Work instruction –
The answer should be each line from the entries below that has the word "sera" in it.

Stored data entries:

☆ ☆ ☆ ☆ ☆

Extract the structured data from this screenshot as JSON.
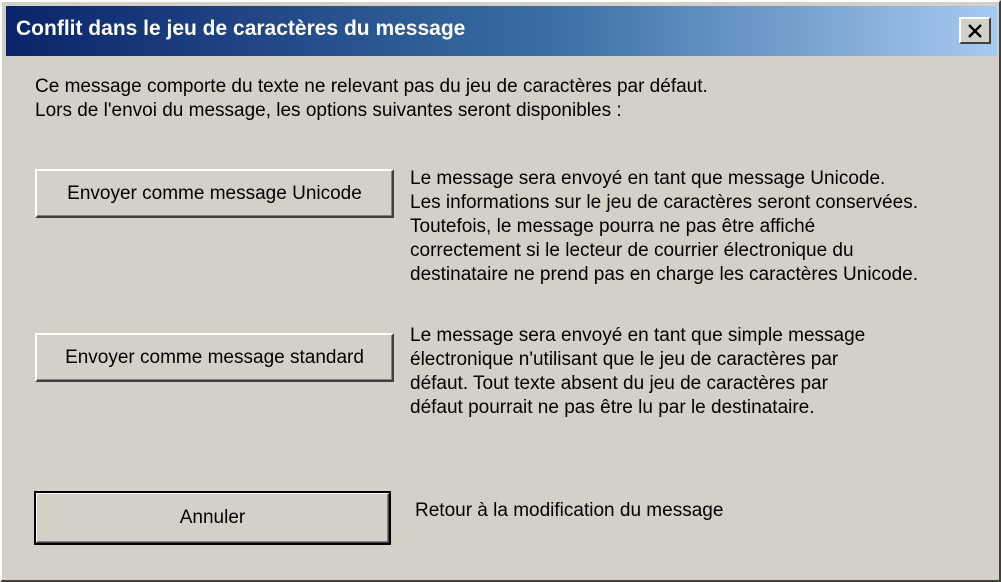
{
  "dialog": {
    "title": "Conflit dans le jeu de caractères du message",
    "intro_lines": [
      "Ce message comporte du texte ne relevant pas du jeu de caractères par défaut.",
      "Lors de l'envoi du message, les options suivantes seront disponibles :"
    ],
    "options": [
      {
        "button_label": "Envoyer comme message Unicode",
        "description_lines": [
          "Le message sera envoyé en tant que message Unicode.",
          "Les informations sur le jeu de caractères seront conservées.",
          "Toutefois, le message pourra ne pas être affiché",
          "correctement si le lecteur de courrier électronique du",
          "destinataire ne prend pas en charge les caractères Unicode."
        ]
      },
      {
        "button_label": "Envoyer comme message standard",
        "description_lines": [
          "Le message sera envoyé en tant que simple message",
          "électronique n'utilisant que le jeu de caractères par",
          "défaut. Tout texte absent du jeu de caractères par",
          "défaut pourrait ne pas être lu par le destinataire."
        ]
      },
      {
        "button_label": "Annuler",
        "description_lines": [
          "Retour à la modification du message"
        ]
      }
    ],
    "close_icon": "close-icon",
    "colors": {
      "titlebar_start": "#0a246a",
      "titlebar_end": "#a6caf0",
      "face": "#d4d0c8"
    }
  }
}
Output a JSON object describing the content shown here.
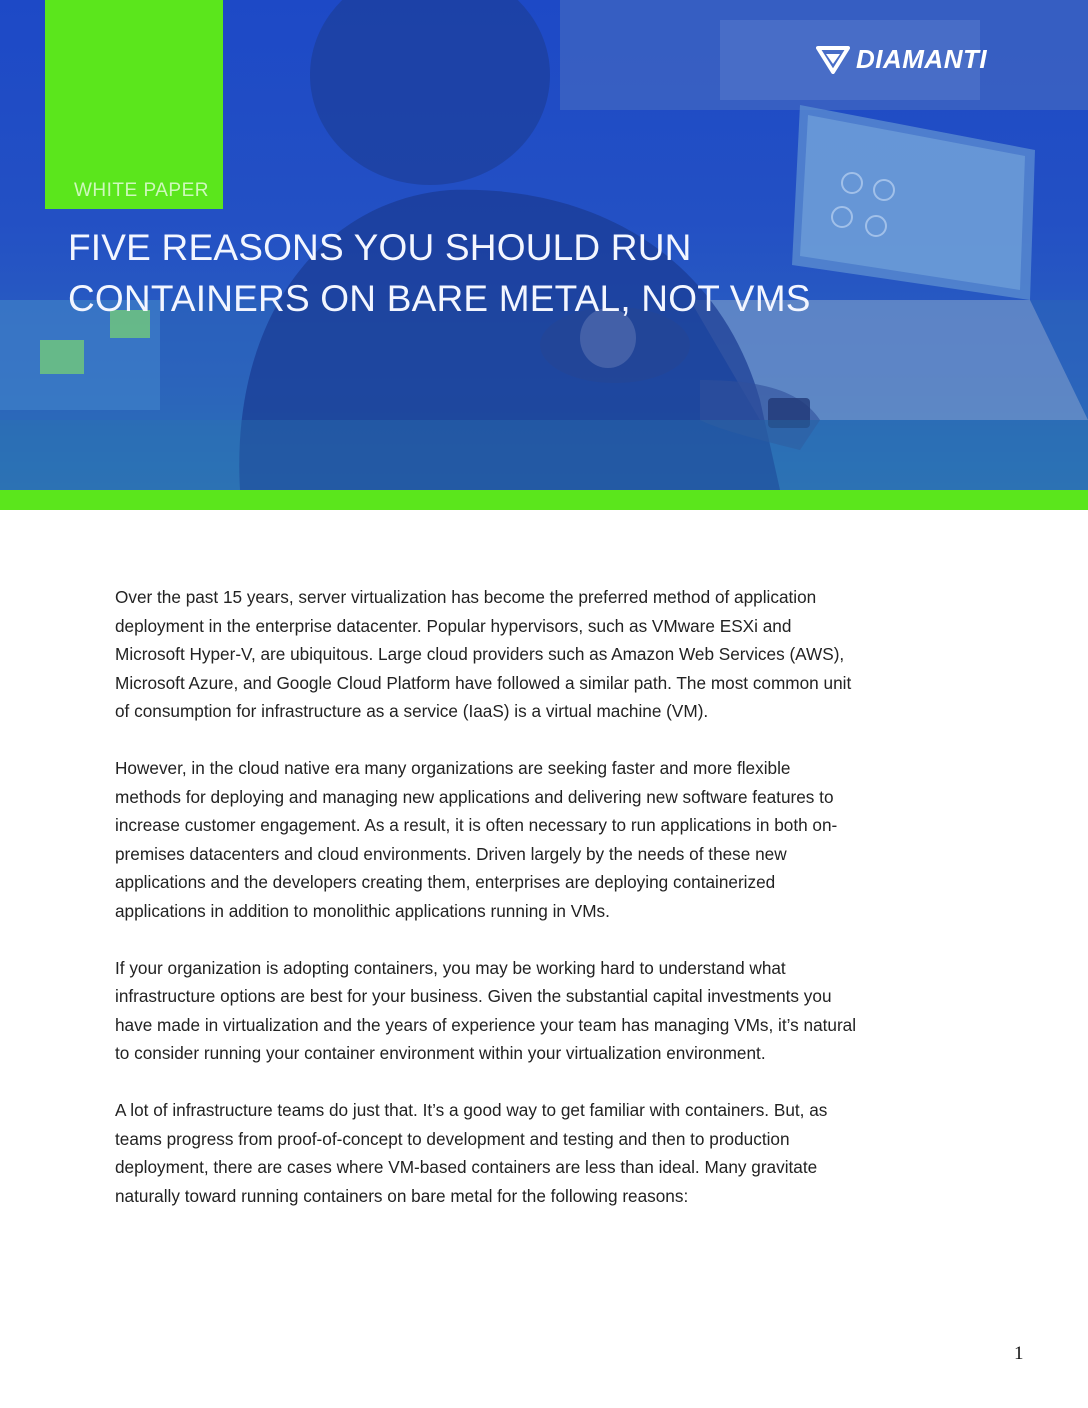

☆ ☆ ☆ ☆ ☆

Task output –
          "Le message sera envoyé en tant que message Unicode.",
          "Le message sera envoyé en tant que simple message",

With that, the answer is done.